  • When washing dark colors, I use Orvus and Retayne (not shown). Retayne is a color fixative. I’m not following the manufacturer’s instructions. You are supposed to “use one teaspoon per yard of fabric in HOT water (at least 140º F) and soak for 20-30 minutes, with enough water to cover the fabric. – Dharma Trading” 

I am not sure how to make my HE washer fill with enough hot water to soak the fabric and I can’t picture myself soaking fabric in my tub. So I add Retayne to the washer, wash with hot water, and hope for the best.

  • When washing light colors, I use Orvus and Synthrapol in hot water. Synthrapol removes excess dye. Online instructions say: “After using Retayne, wash in hot water and Synthrapol to get out any remaining, unfixed dye. If you don’t do this last step with the Synthrapol, then only wash in cool water rinse and cool water for the life of the fabric. You do risk some fading when using the Synthrapol and hot water, as it will remove any remaining “fugitive” dye. – Dharma Trading”

I haven’t noticed fabric fading, but it could happen with some fabrics.

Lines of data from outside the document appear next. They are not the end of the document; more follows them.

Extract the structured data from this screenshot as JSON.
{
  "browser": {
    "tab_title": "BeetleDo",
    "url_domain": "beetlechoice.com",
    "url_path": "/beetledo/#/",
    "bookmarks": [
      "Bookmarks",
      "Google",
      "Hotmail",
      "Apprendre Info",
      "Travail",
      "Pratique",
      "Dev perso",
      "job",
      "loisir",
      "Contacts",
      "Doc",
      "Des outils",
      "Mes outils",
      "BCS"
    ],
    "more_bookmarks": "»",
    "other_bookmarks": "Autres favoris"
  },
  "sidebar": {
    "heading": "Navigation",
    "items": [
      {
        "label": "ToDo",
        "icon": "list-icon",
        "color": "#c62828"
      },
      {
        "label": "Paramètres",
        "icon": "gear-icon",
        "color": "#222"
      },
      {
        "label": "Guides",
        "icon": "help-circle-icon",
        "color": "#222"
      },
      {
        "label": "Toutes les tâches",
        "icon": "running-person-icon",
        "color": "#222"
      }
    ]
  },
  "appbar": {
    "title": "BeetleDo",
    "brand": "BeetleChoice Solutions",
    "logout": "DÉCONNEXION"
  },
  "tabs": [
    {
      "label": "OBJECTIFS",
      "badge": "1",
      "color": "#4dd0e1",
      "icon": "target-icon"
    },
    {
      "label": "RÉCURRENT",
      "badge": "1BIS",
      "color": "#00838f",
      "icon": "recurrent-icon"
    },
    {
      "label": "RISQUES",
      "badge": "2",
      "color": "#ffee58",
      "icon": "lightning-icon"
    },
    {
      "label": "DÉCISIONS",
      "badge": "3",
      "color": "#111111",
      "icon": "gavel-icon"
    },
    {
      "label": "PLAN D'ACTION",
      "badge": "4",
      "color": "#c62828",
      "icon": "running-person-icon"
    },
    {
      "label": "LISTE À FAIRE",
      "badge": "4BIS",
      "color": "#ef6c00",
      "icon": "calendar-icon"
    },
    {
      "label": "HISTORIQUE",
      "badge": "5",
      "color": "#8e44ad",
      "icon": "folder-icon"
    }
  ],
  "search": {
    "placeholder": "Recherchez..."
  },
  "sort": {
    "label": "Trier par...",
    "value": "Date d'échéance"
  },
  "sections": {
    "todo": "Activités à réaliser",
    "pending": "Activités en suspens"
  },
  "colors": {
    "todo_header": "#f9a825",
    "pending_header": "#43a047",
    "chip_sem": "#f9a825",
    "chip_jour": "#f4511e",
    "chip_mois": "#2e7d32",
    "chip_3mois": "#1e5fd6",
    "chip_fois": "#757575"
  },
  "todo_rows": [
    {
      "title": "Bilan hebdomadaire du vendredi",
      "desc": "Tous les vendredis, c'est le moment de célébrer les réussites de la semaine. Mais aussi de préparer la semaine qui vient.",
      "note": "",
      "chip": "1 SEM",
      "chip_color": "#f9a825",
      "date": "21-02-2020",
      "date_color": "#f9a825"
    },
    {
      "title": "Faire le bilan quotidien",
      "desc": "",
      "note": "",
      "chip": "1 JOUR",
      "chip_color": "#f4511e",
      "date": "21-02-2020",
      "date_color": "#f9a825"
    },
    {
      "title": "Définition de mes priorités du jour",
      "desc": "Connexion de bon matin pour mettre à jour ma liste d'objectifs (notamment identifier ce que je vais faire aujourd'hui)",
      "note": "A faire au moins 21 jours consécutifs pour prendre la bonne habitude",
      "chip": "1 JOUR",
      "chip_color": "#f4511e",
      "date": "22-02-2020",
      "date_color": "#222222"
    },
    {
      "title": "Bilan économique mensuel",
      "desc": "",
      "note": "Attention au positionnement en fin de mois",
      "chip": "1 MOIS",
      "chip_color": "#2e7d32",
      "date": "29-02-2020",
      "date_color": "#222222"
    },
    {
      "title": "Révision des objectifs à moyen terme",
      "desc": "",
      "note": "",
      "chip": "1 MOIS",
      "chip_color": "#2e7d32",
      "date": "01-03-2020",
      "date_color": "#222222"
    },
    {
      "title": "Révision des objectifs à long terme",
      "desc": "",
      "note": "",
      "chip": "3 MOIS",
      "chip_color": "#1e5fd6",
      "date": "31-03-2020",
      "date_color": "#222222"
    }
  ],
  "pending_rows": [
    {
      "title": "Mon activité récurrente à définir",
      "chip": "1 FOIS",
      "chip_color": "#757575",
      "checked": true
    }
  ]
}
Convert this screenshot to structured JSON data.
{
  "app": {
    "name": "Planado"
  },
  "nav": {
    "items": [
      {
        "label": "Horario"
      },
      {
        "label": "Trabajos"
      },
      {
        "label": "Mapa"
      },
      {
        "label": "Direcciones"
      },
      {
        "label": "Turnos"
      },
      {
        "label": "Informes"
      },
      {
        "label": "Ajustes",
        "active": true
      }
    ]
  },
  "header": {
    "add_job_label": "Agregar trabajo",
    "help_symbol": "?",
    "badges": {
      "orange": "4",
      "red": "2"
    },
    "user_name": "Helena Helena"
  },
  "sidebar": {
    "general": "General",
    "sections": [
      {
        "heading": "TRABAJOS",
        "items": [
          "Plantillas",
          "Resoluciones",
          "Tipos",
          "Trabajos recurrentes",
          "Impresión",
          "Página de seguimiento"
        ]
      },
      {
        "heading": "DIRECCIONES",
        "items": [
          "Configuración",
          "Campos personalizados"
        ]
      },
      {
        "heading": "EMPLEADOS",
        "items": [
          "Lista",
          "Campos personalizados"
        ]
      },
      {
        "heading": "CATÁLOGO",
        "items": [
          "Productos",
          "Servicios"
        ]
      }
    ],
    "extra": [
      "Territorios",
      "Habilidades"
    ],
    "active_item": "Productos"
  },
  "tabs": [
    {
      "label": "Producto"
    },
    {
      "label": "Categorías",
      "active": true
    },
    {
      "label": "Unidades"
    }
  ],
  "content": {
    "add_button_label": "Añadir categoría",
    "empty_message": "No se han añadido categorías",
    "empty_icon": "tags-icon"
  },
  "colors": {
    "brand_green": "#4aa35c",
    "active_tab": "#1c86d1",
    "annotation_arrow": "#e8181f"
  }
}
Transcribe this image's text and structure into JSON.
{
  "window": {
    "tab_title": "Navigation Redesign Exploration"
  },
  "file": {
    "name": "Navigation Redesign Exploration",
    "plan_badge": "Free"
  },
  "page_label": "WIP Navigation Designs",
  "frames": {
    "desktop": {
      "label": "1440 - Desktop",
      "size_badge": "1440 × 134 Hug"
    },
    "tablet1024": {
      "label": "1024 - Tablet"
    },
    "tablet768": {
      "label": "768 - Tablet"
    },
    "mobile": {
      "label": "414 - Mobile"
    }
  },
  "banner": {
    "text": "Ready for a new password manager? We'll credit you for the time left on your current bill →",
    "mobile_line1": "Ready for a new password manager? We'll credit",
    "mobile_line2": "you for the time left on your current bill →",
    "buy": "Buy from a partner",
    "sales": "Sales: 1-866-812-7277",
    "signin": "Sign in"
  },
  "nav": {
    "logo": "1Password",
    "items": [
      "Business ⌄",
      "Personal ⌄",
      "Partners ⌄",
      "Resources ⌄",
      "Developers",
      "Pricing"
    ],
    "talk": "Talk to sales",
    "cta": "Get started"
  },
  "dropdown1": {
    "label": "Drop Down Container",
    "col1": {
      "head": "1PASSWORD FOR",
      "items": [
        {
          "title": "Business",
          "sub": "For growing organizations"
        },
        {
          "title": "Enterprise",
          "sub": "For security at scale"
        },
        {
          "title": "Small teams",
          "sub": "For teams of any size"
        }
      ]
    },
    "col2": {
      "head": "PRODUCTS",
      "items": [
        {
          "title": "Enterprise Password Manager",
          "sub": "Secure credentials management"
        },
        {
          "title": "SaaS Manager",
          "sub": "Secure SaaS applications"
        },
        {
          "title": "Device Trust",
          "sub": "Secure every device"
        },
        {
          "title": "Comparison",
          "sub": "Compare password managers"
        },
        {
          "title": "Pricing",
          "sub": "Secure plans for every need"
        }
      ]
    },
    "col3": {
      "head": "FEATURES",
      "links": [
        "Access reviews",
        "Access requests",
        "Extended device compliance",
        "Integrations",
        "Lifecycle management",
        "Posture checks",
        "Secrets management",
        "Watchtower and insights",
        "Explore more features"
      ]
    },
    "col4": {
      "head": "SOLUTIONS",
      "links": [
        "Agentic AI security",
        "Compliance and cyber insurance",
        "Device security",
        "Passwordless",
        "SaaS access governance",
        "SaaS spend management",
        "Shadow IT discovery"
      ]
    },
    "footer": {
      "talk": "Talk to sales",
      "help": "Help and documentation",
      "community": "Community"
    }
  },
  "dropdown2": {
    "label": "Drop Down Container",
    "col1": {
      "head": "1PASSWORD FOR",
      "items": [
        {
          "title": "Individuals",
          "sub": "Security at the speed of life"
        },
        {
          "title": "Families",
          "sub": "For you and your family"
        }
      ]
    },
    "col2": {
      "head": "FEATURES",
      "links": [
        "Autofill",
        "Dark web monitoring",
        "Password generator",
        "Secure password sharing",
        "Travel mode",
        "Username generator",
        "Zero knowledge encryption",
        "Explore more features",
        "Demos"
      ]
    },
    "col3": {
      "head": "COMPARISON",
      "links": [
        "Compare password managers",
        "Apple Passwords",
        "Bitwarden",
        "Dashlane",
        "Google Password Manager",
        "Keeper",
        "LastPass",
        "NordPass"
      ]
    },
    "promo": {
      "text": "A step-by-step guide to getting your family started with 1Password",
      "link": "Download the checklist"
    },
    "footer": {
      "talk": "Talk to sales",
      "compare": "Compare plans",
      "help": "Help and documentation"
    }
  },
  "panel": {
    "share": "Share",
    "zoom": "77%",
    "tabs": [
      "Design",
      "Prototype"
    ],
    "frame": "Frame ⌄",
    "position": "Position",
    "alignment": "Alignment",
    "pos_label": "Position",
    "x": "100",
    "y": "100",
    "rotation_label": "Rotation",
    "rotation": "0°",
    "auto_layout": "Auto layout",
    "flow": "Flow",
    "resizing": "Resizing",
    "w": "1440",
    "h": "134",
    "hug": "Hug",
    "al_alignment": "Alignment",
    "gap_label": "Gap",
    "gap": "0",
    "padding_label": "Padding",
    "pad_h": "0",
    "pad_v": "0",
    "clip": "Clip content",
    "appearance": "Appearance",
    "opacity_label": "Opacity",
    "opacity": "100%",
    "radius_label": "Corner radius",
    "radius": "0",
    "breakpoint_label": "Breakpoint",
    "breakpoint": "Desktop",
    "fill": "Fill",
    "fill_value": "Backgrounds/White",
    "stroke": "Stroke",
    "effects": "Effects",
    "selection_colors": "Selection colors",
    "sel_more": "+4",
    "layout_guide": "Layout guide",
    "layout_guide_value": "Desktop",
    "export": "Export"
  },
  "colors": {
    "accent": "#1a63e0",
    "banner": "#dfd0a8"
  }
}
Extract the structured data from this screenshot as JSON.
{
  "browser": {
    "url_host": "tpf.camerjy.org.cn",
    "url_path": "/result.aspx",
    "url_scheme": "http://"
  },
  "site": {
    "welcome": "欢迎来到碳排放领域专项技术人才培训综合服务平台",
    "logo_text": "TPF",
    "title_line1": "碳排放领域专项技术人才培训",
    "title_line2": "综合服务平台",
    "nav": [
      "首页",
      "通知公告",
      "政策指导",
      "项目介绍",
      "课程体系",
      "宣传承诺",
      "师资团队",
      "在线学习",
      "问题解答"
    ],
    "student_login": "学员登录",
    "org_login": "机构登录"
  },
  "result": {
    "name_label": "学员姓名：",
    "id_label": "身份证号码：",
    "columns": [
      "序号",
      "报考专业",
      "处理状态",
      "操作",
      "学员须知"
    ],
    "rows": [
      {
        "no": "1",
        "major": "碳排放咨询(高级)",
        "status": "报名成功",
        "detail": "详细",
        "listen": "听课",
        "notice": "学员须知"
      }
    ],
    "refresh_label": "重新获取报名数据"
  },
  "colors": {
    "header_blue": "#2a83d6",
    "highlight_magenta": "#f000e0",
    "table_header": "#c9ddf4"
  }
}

In addition to Orvus, Retayne, and Synthrapol, I add a Shout Color Catcher to each load.

  • Color Catchers grab excess dye not handled by the other chemicals. I never reuse a color catcher, even if it comes out white, because I assume that the chemicals in each sheet are washed out with one use.

Shout doesn’t tell us what is in Color Catchers, but it sounds like Synthrapol.

Fabric can still bleed after washing, especially if you wash in water from a different source. Be sure to use Synthrapol, Color Catchers, and maybe Retayne, when you wash your quilts until you are sure they are not going to bleed. Watch them as they dry and if you see any bleeding, get them back in the wash.

3. Cotton feels, and behaves, differently after it has been washed and dried. Washing and drying raises the grain, or the nap, of the fabric.

  • Unwashed fabric is slick and stiff. When you sew two pieces of un-washed fabric together, there is more movement between them because they are slick. There is more ‘creep’ that comes from the feed dogs pulling the fabric one way and the presser foot pushing it the other way which makes controlling the fabric more difficult.

When you put two pieces of washed fabric together, they stay put. The ‘nap’ in the fabrics grab each other. I have found this to be good in both piecing and appliqué.

  • You may have noticed that unwashed fabric does not stick to most design walls. Washed fabric stays put on my flannel design wall. I can layer many pieces and they still stay put. This may not be important to you but I find it much easier to work with pieces that stay put on the wall.

Here you can see The Magical Unicorn in progress on my design wall. There may be a few pins, but not very many, because the fabric stays put.

Photo-3

So why haven’t you heard this before? My guess is that most quilters have never been told why they should wash their fabric, so they don’t. It takes time and isn’t fun. But I think this information is important to share and so I have. Now I can go sew :-).